Component data from apps and pages:
==========

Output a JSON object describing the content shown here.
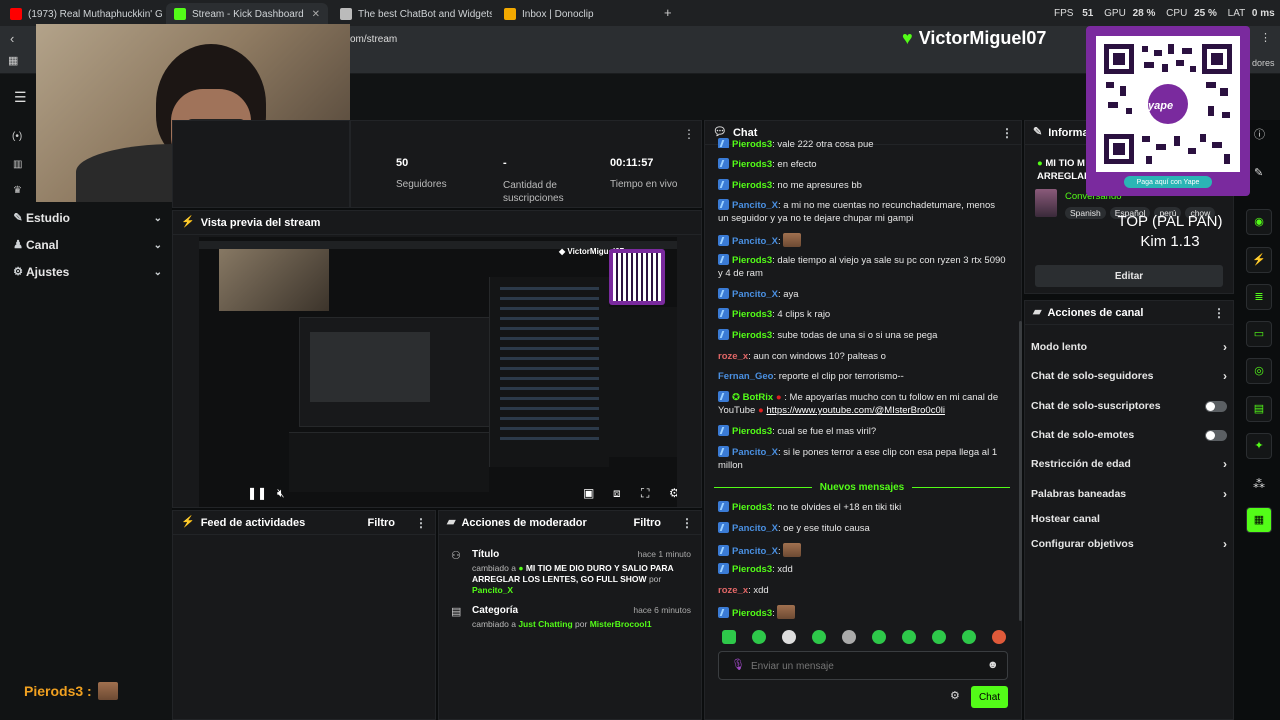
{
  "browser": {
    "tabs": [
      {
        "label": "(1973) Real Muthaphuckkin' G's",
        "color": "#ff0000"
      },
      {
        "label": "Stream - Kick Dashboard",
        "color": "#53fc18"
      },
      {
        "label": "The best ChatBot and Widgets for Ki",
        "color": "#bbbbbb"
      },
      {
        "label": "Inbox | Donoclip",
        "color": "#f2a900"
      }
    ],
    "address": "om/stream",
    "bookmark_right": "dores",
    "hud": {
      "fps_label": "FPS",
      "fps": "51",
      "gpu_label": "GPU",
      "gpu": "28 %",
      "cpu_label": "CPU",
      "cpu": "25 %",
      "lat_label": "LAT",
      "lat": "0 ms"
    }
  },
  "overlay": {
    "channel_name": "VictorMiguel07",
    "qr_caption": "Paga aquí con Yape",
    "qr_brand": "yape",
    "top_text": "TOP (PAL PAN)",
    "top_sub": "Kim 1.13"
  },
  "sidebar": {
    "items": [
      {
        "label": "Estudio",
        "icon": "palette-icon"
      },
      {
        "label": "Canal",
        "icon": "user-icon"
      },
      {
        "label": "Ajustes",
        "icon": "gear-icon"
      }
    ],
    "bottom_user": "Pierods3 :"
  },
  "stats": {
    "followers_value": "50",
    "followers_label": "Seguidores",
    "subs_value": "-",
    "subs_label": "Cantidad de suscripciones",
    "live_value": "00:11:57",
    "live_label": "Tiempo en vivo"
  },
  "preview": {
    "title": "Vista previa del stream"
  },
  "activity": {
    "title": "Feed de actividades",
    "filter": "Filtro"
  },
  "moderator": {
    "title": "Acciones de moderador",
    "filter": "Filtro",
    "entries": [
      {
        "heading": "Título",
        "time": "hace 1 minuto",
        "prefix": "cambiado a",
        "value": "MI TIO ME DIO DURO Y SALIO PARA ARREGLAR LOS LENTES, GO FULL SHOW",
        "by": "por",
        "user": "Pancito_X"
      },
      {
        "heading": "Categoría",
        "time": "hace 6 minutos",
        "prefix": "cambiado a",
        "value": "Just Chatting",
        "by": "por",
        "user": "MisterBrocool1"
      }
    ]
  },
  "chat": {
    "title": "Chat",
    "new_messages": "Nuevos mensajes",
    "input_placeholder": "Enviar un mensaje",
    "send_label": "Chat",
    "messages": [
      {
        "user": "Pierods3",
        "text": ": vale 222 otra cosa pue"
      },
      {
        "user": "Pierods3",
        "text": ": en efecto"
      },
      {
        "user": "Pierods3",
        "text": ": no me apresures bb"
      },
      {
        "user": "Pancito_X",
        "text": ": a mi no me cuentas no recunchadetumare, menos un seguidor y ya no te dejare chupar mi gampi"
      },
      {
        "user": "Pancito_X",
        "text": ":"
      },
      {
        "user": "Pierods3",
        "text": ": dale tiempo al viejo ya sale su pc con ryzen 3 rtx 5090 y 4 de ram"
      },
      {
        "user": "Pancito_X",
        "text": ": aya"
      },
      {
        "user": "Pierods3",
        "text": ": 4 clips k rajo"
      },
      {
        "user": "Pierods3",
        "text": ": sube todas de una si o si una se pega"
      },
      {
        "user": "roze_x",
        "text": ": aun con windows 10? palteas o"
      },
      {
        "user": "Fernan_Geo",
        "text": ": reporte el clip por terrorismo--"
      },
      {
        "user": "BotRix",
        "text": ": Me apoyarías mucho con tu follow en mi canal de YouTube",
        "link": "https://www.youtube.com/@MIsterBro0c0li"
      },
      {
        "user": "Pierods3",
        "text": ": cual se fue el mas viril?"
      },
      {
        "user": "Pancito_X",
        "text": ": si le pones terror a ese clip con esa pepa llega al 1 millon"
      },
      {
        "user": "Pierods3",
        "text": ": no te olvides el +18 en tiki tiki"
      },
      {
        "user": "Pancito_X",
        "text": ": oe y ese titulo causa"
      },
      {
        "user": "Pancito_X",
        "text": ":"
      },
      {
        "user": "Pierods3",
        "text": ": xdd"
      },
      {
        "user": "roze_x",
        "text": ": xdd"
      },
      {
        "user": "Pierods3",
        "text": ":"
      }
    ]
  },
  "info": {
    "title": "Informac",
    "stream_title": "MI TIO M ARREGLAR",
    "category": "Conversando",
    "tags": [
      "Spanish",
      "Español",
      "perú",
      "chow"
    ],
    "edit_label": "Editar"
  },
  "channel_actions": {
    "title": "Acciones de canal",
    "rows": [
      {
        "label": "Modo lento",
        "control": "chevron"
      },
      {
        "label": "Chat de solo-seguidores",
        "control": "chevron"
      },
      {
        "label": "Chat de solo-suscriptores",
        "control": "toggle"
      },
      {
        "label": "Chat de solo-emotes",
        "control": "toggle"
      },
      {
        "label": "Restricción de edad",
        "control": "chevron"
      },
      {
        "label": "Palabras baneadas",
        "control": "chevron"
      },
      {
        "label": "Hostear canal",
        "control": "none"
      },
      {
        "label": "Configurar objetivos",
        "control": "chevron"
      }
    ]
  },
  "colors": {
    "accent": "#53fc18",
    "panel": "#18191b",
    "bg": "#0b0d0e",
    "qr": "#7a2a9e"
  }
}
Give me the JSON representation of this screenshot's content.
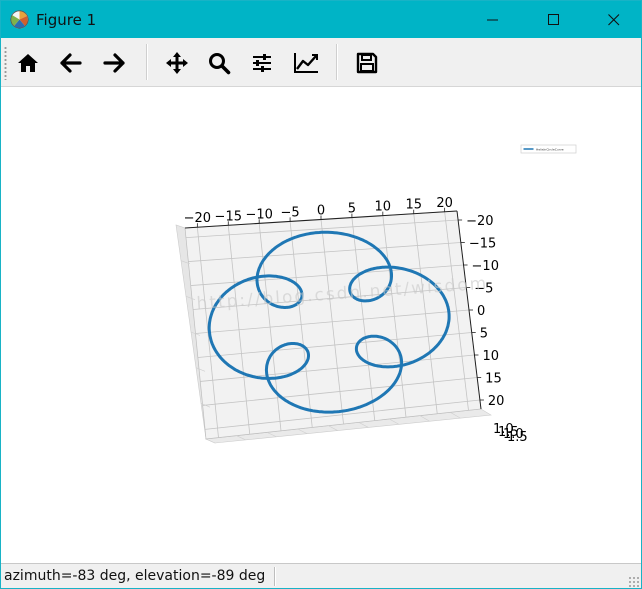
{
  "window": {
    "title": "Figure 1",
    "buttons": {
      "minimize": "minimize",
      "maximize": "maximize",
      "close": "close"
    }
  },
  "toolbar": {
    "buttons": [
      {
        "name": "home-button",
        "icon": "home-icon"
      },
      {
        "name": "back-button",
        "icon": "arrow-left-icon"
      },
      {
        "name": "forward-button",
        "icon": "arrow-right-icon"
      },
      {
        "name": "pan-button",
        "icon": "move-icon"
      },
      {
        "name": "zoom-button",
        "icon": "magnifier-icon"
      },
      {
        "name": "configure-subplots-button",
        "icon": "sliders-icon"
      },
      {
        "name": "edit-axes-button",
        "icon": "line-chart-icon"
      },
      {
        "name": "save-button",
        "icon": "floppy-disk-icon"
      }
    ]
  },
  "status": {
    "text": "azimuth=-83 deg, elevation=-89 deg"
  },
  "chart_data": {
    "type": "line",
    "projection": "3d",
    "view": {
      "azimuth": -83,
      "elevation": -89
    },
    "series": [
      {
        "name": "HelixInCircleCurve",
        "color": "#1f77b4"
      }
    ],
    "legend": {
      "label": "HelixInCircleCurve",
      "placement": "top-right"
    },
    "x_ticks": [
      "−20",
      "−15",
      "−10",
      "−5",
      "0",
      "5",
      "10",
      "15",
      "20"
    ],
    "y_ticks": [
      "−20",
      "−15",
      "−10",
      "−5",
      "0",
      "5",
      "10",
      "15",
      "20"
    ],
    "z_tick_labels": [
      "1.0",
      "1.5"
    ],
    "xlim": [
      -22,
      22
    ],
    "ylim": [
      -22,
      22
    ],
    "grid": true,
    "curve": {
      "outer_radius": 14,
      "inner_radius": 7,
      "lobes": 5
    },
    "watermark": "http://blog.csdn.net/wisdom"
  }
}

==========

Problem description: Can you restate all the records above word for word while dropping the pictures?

Solution to this task:
Output a JSON object describing the content shown here.
{
  "browser": {
    "tabs": [
      {
        "label": "(1973) Real Muthaphuckkin' G's",
        "color": "#ff0000"
      },
      {
        "label": "Stream - Kick Dashboard",
        "color": "#53fc18"
      },
      {
        "label": "The best ChatBot and Widgets for Ki",
        "color": "#bbbbbb"
      },
      {
        "label": "Inbox | Donoclip",
        "color": "#f2a900"
      }
    ],
    "address": "om/stream",
    "bookmark_right": "dores",
    "hud": {
      "fps_label": "FPS",
      "fps": "51",
      "gpu_label": "GPU",
      "gpu": "28 %",
      "cpu_label": "CPU",
      "cpu": "25 %",
      "lat_label": "LAT",
      "lat": "0 ms"
    }
  },
  "overlay": {
    "channel_name": "VictorMiguel07",
    "qr_caption": "Paga aquí con Yape",
    "qr_brand": "yape",
    "top_text": "TOP (PAL PAN)",
    "top_sub": "Kim 1.13"
  },
  "sidebar": {
    "items": [
      {
        "label": "Estudio",
        "icon": "palette-icon"
      },
      {
        "label": "Canal",
        "icon": "user-icon"
      },
      {
        "label": "Ajustes",
        "icon": "gear-icon"
      }
    ],
    "bottom_user": "Pierods3 :"
  },
  "stats": {
    "followers_value": "50",
    "followers_label": "Seguidores",
    "subs_value": "-",
    "subs_label": "Cantidad de suscripciones",
    "live_value": "00:11:57",
    "live_label": "Tiempo en vivo"
  },
  "preview": {
    "title": "Vista previa del stream"
  },
  "activity": {
    "title": "Feed de actividades",
    "filter": "Filtro"
  },
  "moderator": {
    "title": "Acciones de moderador",
    "filter": "Filtro",
    "entries": [
      {
        "heading": "Título",
        "time": "hace 1 minuto",
        "prefix": "cambiado a",
        "value": "MI TIO ME DIO DURO Y SALIO PARA ARREGLAR LOS LENTES, GO FULL SHOW",
        "by": "por",
        "user": "Pancito_X"
      },
      {
        "heading": "Categoría",
        "time": "hace 6 minutos",
        "prefix": "cambiado a",
        "value": "Just Chatting",
        "by": "por",
        "user": "MisterBrocool1"
      }
    ]
  },
  "chat": {
    "title": "Chat",
    "new_messages": "Nuevos mensajes",
    "input_placeholder": "Enviar un mensaje",
    "send_label": "Chat",
    "messages": [
      {
        "user": "Pierods3",
        "text": ": vale 222 otra cosa pue"
      },
      {
        "user": "Pierods3",
        "text": ": en efecto"
      },
      {
        "user": "Pierods3",
        "text": ": no me apresures bb"
      },
      {
        "user": "Pancito_X",
        "text": ": a mi no me cuentas no recunchadetumare, menos un seguidor y ya no te dejare chupar mi gampi"
      },
      {
        "user": "Pancito_X",
        "text": ":"
      },
      {
        "user": "Pierods3",
        "text": ": dale tiempo al viejo ya sale su pc con ryzen 3 rtx 5090 y 4 de ram"
      },
      {
        "user": "Pancito_X",
        "text": ": aya"
      },
      {
        "user": "Pierods3",
        "text": ": 4 clips k rajo"
      },
      {
        "user": "Pierods3",
        "text": ": sube todas de una si o si una se pega"
      },
      {
        "user": "roze_x",
        "text": ": aun con windows 10? palteas o"
      },
      {
        "user": "Fernan_Geo",
        "text": ": reporte el clip por terrorismo--"
      },
      {
        "user": "BotRix",
        "text": ": Me apoyarías mucho con tu follow en mi canal de YouTube",
        "link": "https://www.youtube.com/@MIsterBro0c0li"
      },
      {
        "user": "Pierods3",
        "text": ": cual se fue el mas viril?"
      },
      {
        "user": "Pancito_X",
        "text": ": si le pones terror a ese clip con esa pepa llega al 1 millon"
      },
      {
        "user": "Pierods3",
        "text": ": no te olvides el +18 en tiki tiki"
      },
      {
        "user": "Pancito_X",
        "text": ": oe y ese titulo causa"
      },
      {
        "user": "Pancito_X",
        "text": ":"
      },
      {
        "user": "Pierods3",
        "text": ": xdd"
      },
      {
        "user": "roze_x",
        "text": ": xdd"
      },
      {
        "user": "Pierods3",
        "text": ":"
      }
    ]
  },
  "info": {
    "title": "Informac",
    "stream_title": "MI TIO M ARREGLAR",
    "category": "Conversando",
    "tags": [
      "Spanish",
      "Español",
      "perú",
      "chow"
    ],
    "edit_label": "Editar"
  },
  "channel_actions": {
    "title": "Acciones de canal",
    "rows": [
      {
        "label": "Modo lento",
        "control": "chevron"
      },
      {
        "label": "Chat de solo-seguidores",
        "control": "chevron"
      },
      {
        "label": "Chat de solo-suscriptores",
        "control": "toggle"
      },
      {
        "label": "Chat de solo-emotes",
        "control": "toggle"
      },
      {
        "label": "Restricción de edad",
        "control": "chevron"
      },
      {
        "label": "Palabras baneadas",
        "control": "chevron"
      },
      {
        "label": "Hostear canal",
        "control": "none"
      },
      {
        "label": "Configurar objetivos",
        "control": "chevron"
      }
    ]
  },
  "colors": {
    "accent": "#53fc18",
    "panel": "#18191b",
    "bg": "#0b0d0e",
    "qr": "#7a2a9e"
  }
}
Give me the JSON representation of this screenshot's content.
{
  "window": {
    "title": "Figure 1",
    "buttons": {
      "minimize": "minimize",
      "maximize": "maximize",
      "close": "close"
    }
  },
  "toolbar": {
    "buttons": [
      {
        "name": "home-button",
        "icon": "home-icon"
      },
      {
        "name": "back-button",
        "icon": "arrow-left-icon"
      },
      {
        "name": "forward-button",
        "icon": "arrow-right-icon"
      },
      {
        "name": "pan-button",
        "icon": "move-icon"
      },
      {
        "name": "zoom-button",
        "icon": "magnifier-icon"
      },
      {
        "name": "configure-subplots-button",
        "icon": "sliders-icon"
      },
      {
        "name": "edit-axes-button",
        "icon": "line-chart-icon"
      },
      {
        "name": "save-button",
        "icon": "floppy-disk-icon"
      }
    ]
  },
  "status": {
    "text": "azimuth=-83 deg, elevation=-89 deg"
  },
  "chart_data": {
    "type": "line",
    "projection": "3d",
    "view": {
      "azimuth": -83,
      "elevation": -89
    },
    "series": [
      {
        "name": "HelixInCircleCurve",
        "color": "#1f77b4"
      }
    ],
    "legend": {
      "label": "HelixInCircleCurve",
      "placement": "top-right"
    },
    "x_ticks": [
      "−20",
      "−15",
      "−10",
      "−5",
      "0",
      "5",
      "10",
      "15",
      "20"
    ],
    "y_ticks": [
      "−20",
      "−15",
      "−10",
      "−5",
      "0",
      "5",
      "10",
      "15",
      "20"
    ],
    "z_tick_labels": [
      "1.0",
      "1.5"
    ],
    "xlim": [
      -22,
      22
    ],
    "ylim": [
      -22,
      22
    ],
    "grid": true,
    "curve": {
      "outer_radius": 14,
      "inner_radius": 7,
      "lobes": 5
    },
    "watermark": "http://blog.csdn.net/wisdom"
  }
}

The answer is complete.